DISARRAY IN PDP AS ALUKO DECLARES GUBER AMBITION

2019 Elections, Africa, PDP, personality, Politics, Power

aluko3We can authoritatively confirmed a great disarray within the Ekiti state chapter of the People’s Democratic Party, PDP, as a former deputy governor of the state who was also a strong backbone of the party, Surveyor Abiodun Aluko, today declared his gubernatorial ambition under the Mega Party of Nigeria, MPN.

aluko1.jpgAluko reportedly left the PDP and joined MPN when it became obvious the his former boss, Governor Ayodele Fayose, had made up his mind to hijack the party’s governorship ticket for his deputy, Adebayo Eleka. An inside source who was at the government house in Ado Ekiti this evening confessed that the governor of the state, Chief Ayodele Fayose, and the imposed governorship aspirant of the PDP who is also the current deputy to Fayose, Professor Kolapo Eleka, and some top leaders of the party in the state were rudely shocked by how several thousands of people across the state went to identify with Aluko at the official declaration ceremony which took place at the Mega Party secretariat at Ajilosun road, Ado Ekiti.

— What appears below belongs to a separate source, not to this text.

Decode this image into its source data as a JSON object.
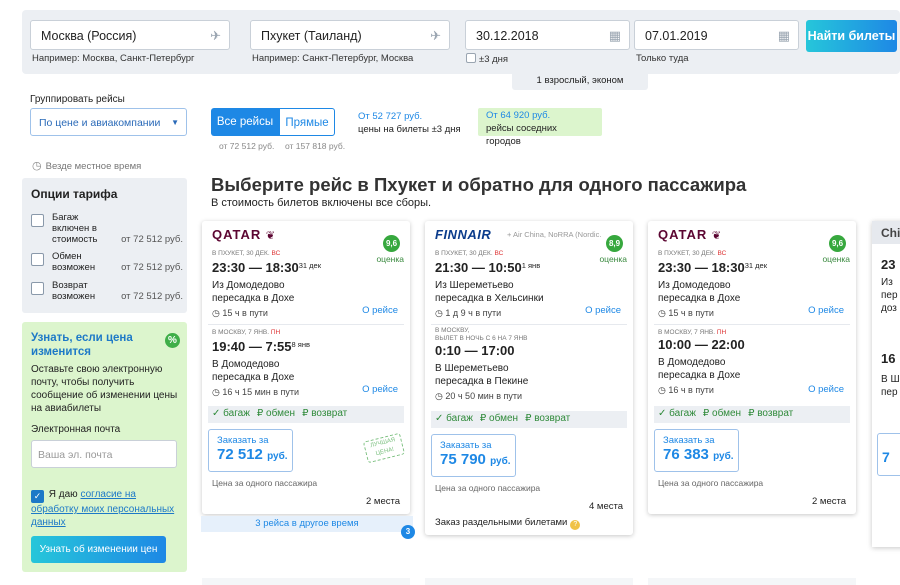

The source said the governor openly and bitterly regretted that he ignorantly made someone who is as popular as Abiodun Aluko leave the PDP angrily as a result of cheer betrayal on his (Fayose) side. Our source, an officer of the PDP who pleaded to remain anonymous for fears of being reprimanded by the PDP loyalists, added that the governor who called Eleka on the phone after he was made to watch video clips of the declaration on Facebook asked for his views about the mammoth crowd at the colourful event. He pressed further that during the telephone conversation,

Fayose was later overheard telling his deputy to find a way of making the people of the Ekiti South place him above Aluko who he regretfully said had hijacked all the electorates in the zone and even beyond. It was gathered that during a brief meeting which he held with his loyalists after his telephone talk with his boss, Eleka lamented how his imposition by Fayose had soiled his integrity as an academia. Eleka, during the small and brief meeting also complained that the ill treatment that Fayose gave the Ikere Ekiti monarch which recently landed him in jail has made him (Eleka) lose his grip on the town and the entire Southern Zone as a result of the joint agreement of all the monarchs from Ekiti South to work against Fayose’s wish in the July, 2018 governorship poll.

The deputy governor was also quoted as saying that there is no way he can defeat Abiodun Aluko in any free and fair election if he eventually wins the Mega Party’s ticket. It was also gathered that some other aggrieved aspirants in the PDP have made it known to Fayose during a recent meeting with PDP national chairman, Uche Secondus, that they will remain in the party but still go out to canvass for supports for any candidate in the Mega Party or SDP if the governor goes ahead with the imposition of his deputy.